_Task_
Report each line of the records below that holds the word "align".

Segment Start: The data

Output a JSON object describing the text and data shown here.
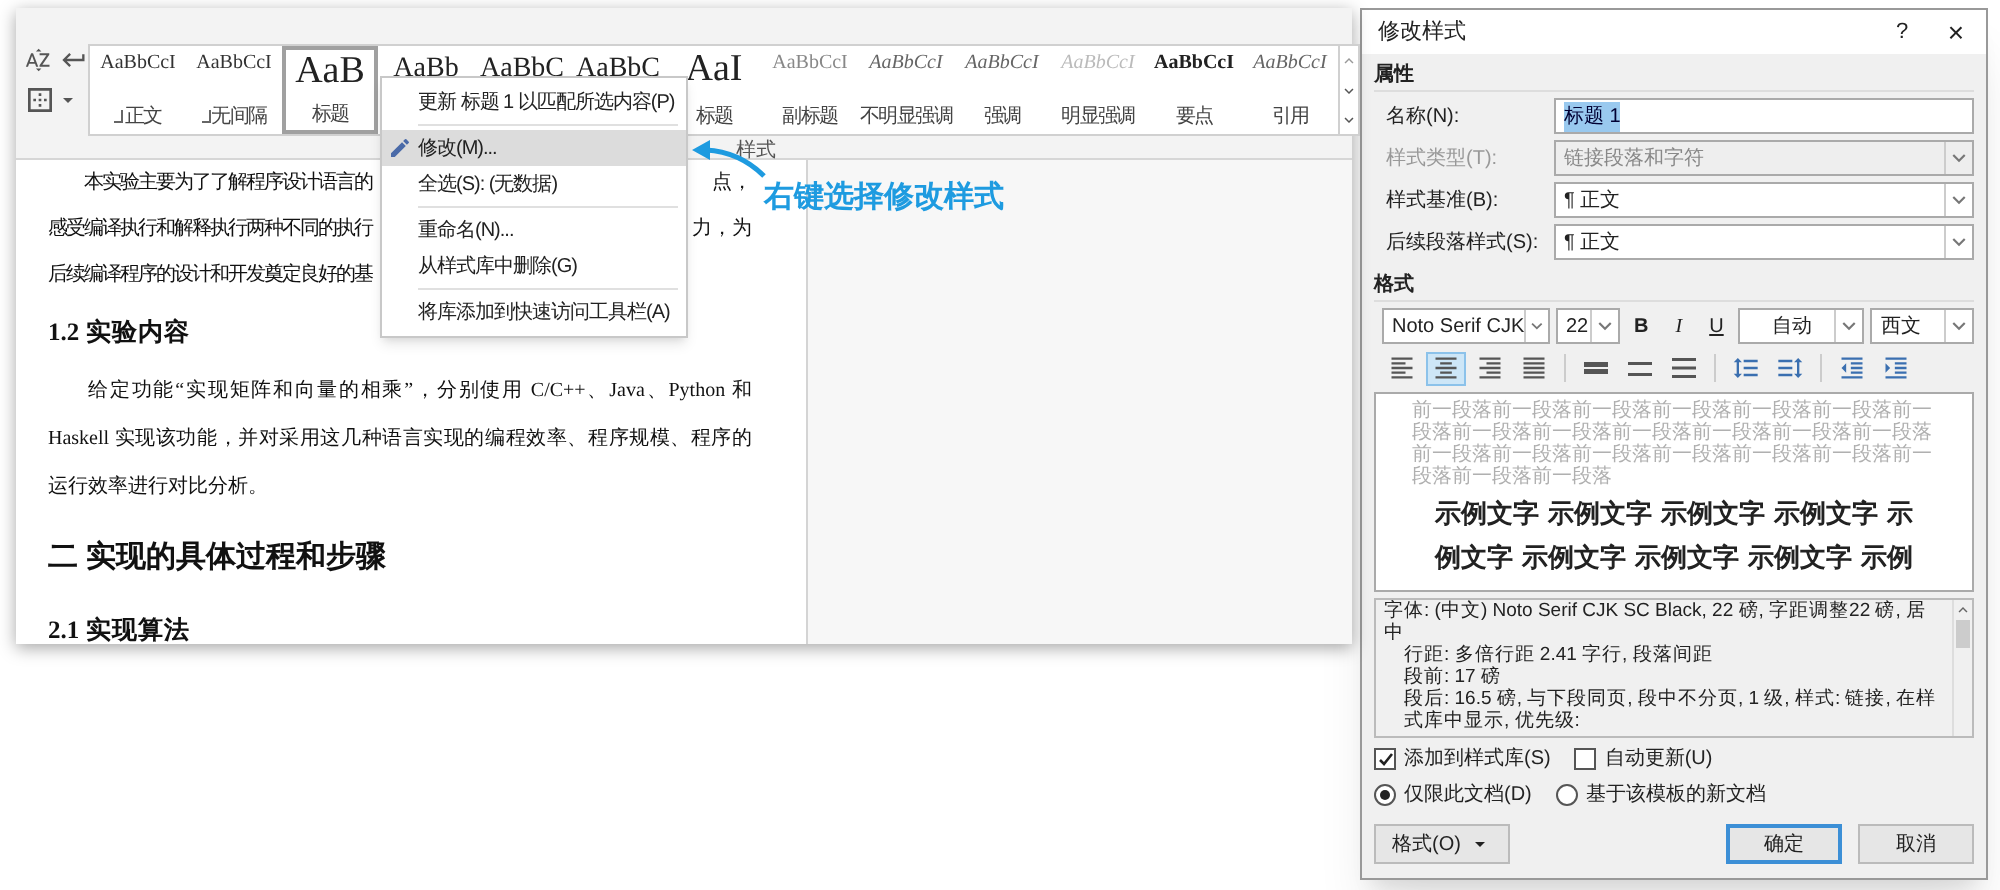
{
  "word": {
    "ribbon": {
      "tools": [
        {
          "kind": "sort"
        },
        {
          "kind": "return"
        },
        {
          "kind": "borders"
        }
      ],
      "styles": [
        {
          "preview": "AaBbCcI",
          "label": "正文",
          "kind": "plain",
          "mark": true,
          "selected": false
        },
        {
          "preview": "AaBbCcI",
          "label": "无间隔",
          "kind": "plain",
          "mark": true,
          "selected": false
        },
        {
          "preview": "AaB",
          "label": "标题",
          "kind": "large",
          "mark": false,
          "selected": true
        },
        {
          "preview": "AaBb",
          "kind": "heading",
          "mark": false,
          "selected": false
        },
        {
          "preview": "AaBbC",
          "kind": "heading",
          "mark": false,
          "selected": false
        },
        {
          "preview": "AaBbC",
          "kind": "heading",
          "mark": false,
          "selected": false
        },
        {
          "preview": "AaI",
          "label": "标题",
          "kind": "large",
          "mark": false,
          "selected": false
        },
        {
          "preview": "AaBbCcI",
          "label": "副标题",
          "kind": "subtle",
          "mark": false,
          "selected": false
        },
        {
          "preview": "AaBbCcI",
          "label": "不明显强调",
          "kind": "italic",
          "mark": false,
          "selected": false
        },
        {
          "preview": "AaBbCcI",
          "label": "强调",
          "kind": "italic",
          "mark": false,
          "selected": false
        },
        {
          "preview": "AaBbCcI",
          "label": "明显强调",
          "kind": "faint",
          "mark": false,
          "selected": false
        },
        {
          "preview": "AaBbCcI",
          "label": "要点",
          "kind": "bold",
          "mark": false,
          "selected": false
        },
        {
          "preview": "AaBbCcI",
          "label": "引用",
          "kind": "italic",
          "mark": false,
          "selected": false
        }
      ],
      "group_label": "样式"
    },
    "document": {
      "split_lines": [
        {
          "left": "本实验主要为了了解程序设计语言的",
          "right": "点，"
        },
        {
          "left": "感受编译执行和解释执行两种不同的执行",
          "right": "力，为"
        },
        {
          "left": "后续编译程序的设计和开发奠定良好的基"
        }
      ],
      "blocks": [
        {
          "kind": "h2",
          "text": "1.2  实验内容"
        },
        {
          "kind": "body",
          "text": "给定功能“实现矩阵和向量的相乘”，分别使用 C/C++、Java、Python 和 Haskell 实现该功能，并对采用这几种语言实现的编程效率、程序规模、程序的运行效率进行对比分析。"
        },
        {
          "kind": "h1",
          "text": "二  实现的具体过程和步骤"
        },
        {
          "kind": "h2",
          "text": "2.1  实现算法"
        }
      ]
    },
    "context_menu": [
      {
        "label": "更新 标题 1 以匹配所选内容(P)",
        "icon": false,
        "separator_before": false,
        "selected": false
      },
      {
        "label": "修改(M)...",
        "icon": true,
        "separator_before": true,
        "selected": true
      },
      {
        "label": "全选(S): (无数据)",
        "icon": false,
        "separator_before": false,
        "selected": false
      },
      {
        "label": "重命名(N)...",
        "icon": false,
        "separator_before": true,
        "selected": false
      },
      {
        "label": "从样式库中删除(G)",
        "icon": false,
        "separator_before": false,
        "selected": false
      },
      {
        "label": "将库添加到快速访问工具栏(A)",
        "icon": false,
        "separator_before": true,
        "selected": false
      }
    ]
  },
  "annotation": {
    "text": "右键选择修改样式"
  },
  "dialog": {
    "title": "修改样式",
    "help": "?",
    "close": "×",
    "properties": {
      "heading": "属性",
      "rows": [
        {
          "label": "名称(N):",
          "value": "标题 1",
          "kind": "input",
          "highlighted": true,
          "disabled": false
        },
        {
          "label": "样式类型(T):",
          "value": "链接段落和字符",
          "kind": "select",
          "highlighted": false,
          "disabled": true
        },
        {
          "label": "样式基准(B):",
          "value": "¶ 正文",
          "kind": "select",
          "highlighted": false,
          "disabled": false
        },
        {
          "label": "后续段落样式(S):",
          "value": "¶ 正文",
          "kind": "select",
          "highlighted": false,
          "disabled": false
        }
      ]
    },
    "format": {
      "heading": "格式",
      "font": "Noto Serif CJK",
      "size": "22",
      "bold": "B",
      "italic": "I",
      "underline": "U",
      "font_color": "自动",
      "script": "西文",
      "paragraph_tools": [
        {
          "kind": "align-left",
          "selected": false
        },
        {
          "kind": "align-center",
          "selected": true
        },
        {
          "kind": "align-right",
          "selected": false
        },
        {
          "kind": "align-justify",
          "selected": false
        },
        {
          "kind": "single",
          "selected": false
        },
        {
          "kind": "one-half",
          "selected": false
        },
        {
          "kind": "double",
          "selected": false
        },
        {
          "kind": "space-before",
          "selected": false
        },
        {
          "kind": "space-after",
          "selected": false
        },
        {
          "kind": "indent-decrease",
          "selected": false
        },
        {
          "kind": "indent-increase",
          "selected": false
        }
      ]
    },
    "preview": {
      "previous": "前一段落前一段落前一段落前一段落前一段落前一段落前一段落前一段落前一段落前一段落前一段落前一段落前一段落前一段落前一段落前一段落前一段落前一段落前一段落前一段落前一段落前一段落",
      "samples": [
        "示例文字 示例文字 示例文字 示例文字 示",
        "例文字 示例文字 示例文字 示例文字 示例"
      ]
    },
    "description": [
      "字体: (中文) Noto Serif CJK SC Black, 22 磅, 字距调整22 磅, 居中",
      "行距: 多倍行距 2.41 字行, 段落间距",
      "段前: 17 磅",
      "段后: 16.5 磅, 与下段同页, 段中不分页, 1 级, 样式: 链接, 在样式库中显示, 优先级:"
    ],
    "checkboxes": [
      {
        "label": "添加到样式库(S)",
        "checked": true
      },
      {
        "label": "自动更新(U)",
        "checked": false
      }
    ],
    "radios": [
      {
        "label": "仅限此文档(D)",
        "selected": true
      },
      {
        "label": "基于该模板的新文档",
        "selected": false
      }
    ],
    "format_button": "格式(O)",
    "ok": "确定",
    "cancel": "取消"
  }
}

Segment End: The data

_Reply to the exercise_
          "kind": "align-left",
          "kind": "align-center",
          "kind": "align-right",
          "kind": "align-justify",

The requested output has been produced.